New construction and any big renovation projects on Long Island would need modern waste treatment systems installed to better filter nitrogen from reaching ground and surface waters.

Registered pesticides that appear in groundwater in “multiple clusters” would be “prohibit[ed] for use.”

And, starting in 2017, no one would be allowed to repair cesspools in certain “priority areas,” of Nassau or Suffolk Counties. Those people would instead have to install denitrification systems.

These are just a few of the restrictions outlined in a new water quality control measure touted by state Assemblymen Robert Sweeney (D-Lindenhurst), during a conference put on by Long Island Clean Water Partnership advocacy groups in Islandia Thursday. (more…)

05/17/14 12:00pm
05/17/2014 12:00 PM
Bailie Beach in Mattituck (Credit: Carrie Miller File)

Bailie Beach in Mattituck (Credit: Carrie Miller File)

Gov. Andrew Cuomo is hosting a number of meetings to better understand groundwater resource needs in Nassau and Suffolk counties, in hopes of developing a wastewater management plan for the region.

On Monday, state and local officials, environmental and business leaders and researchers will be on hand discuss issues related to wastewater, septic systems and possible future solutions.

The meeting will be held from noon to 4 p.m. at Stony Brook University’s Charles B. Wang Center, according to a statement from the Department of Environmental Conservation.

Representatives from the DEC , Stony Brook University, the Town of Southampton, Environmental Facilities Corporation and the Governor’s Office of Storm Recovery are expected to speak.

The plan’s goal will be to increase resiliency against future storms, improve water quality and provide additional protections for Long Island’s groundwater resources, according to the release.

On May 28, discussion will be opened up to the public for an evening meeting.
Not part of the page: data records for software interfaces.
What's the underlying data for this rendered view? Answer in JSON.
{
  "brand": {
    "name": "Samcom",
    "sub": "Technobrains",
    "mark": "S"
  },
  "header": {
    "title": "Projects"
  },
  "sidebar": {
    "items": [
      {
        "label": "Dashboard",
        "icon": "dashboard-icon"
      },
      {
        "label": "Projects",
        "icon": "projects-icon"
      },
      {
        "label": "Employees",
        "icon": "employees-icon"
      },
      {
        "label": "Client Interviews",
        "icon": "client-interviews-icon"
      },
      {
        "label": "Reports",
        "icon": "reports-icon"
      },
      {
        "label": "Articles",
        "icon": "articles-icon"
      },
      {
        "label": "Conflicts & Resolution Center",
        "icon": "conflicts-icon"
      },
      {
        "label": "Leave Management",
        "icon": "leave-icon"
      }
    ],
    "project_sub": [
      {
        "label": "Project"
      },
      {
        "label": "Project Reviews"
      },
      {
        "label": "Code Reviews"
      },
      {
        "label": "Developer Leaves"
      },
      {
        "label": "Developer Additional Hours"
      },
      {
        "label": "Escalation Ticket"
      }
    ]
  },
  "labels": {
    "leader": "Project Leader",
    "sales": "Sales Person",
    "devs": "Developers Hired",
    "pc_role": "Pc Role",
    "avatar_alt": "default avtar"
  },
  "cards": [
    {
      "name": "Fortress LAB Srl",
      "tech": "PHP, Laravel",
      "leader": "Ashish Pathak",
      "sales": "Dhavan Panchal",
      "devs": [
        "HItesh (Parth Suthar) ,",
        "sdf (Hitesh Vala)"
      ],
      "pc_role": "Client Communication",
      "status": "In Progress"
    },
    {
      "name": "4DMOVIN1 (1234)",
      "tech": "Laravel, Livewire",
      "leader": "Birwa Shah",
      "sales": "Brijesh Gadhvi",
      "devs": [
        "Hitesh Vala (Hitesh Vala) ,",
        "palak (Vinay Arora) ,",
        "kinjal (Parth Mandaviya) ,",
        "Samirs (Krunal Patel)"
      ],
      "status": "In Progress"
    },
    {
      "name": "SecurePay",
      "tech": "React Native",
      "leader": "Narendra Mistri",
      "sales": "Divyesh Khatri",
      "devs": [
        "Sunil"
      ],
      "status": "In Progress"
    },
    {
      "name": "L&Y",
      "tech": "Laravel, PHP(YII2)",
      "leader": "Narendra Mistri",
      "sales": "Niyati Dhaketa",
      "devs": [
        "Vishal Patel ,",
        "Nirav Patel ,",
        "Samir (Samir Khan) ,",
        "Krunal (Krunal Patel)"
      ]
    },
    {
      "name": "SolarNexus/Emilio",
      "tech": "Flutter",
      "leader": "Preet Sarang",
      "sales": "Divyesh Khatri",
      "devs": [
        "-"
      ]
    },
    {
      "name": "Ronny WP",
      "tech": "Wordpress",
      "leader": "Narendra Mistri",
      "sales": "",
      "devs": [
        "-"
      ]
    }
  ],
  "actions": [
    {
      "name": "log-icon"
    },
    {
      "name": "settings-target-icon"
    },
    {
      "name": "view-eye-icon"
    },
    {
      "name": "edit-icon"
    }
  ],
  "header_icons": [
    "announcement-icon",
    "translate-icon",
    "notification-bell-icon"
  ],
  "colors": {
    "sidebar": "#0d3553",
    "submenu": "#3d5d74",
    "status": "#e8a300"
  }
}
The public can also submit written comments at Monday’s meetings or by emailing liwaterquality@gw.dec.state.ny.us.

Information on where the May 28 meeting will be held has not yet been released.

A final meeting scheduled for June will present recommendations on how to address wastewater and septic problems to Mr. Cuomo, the release states.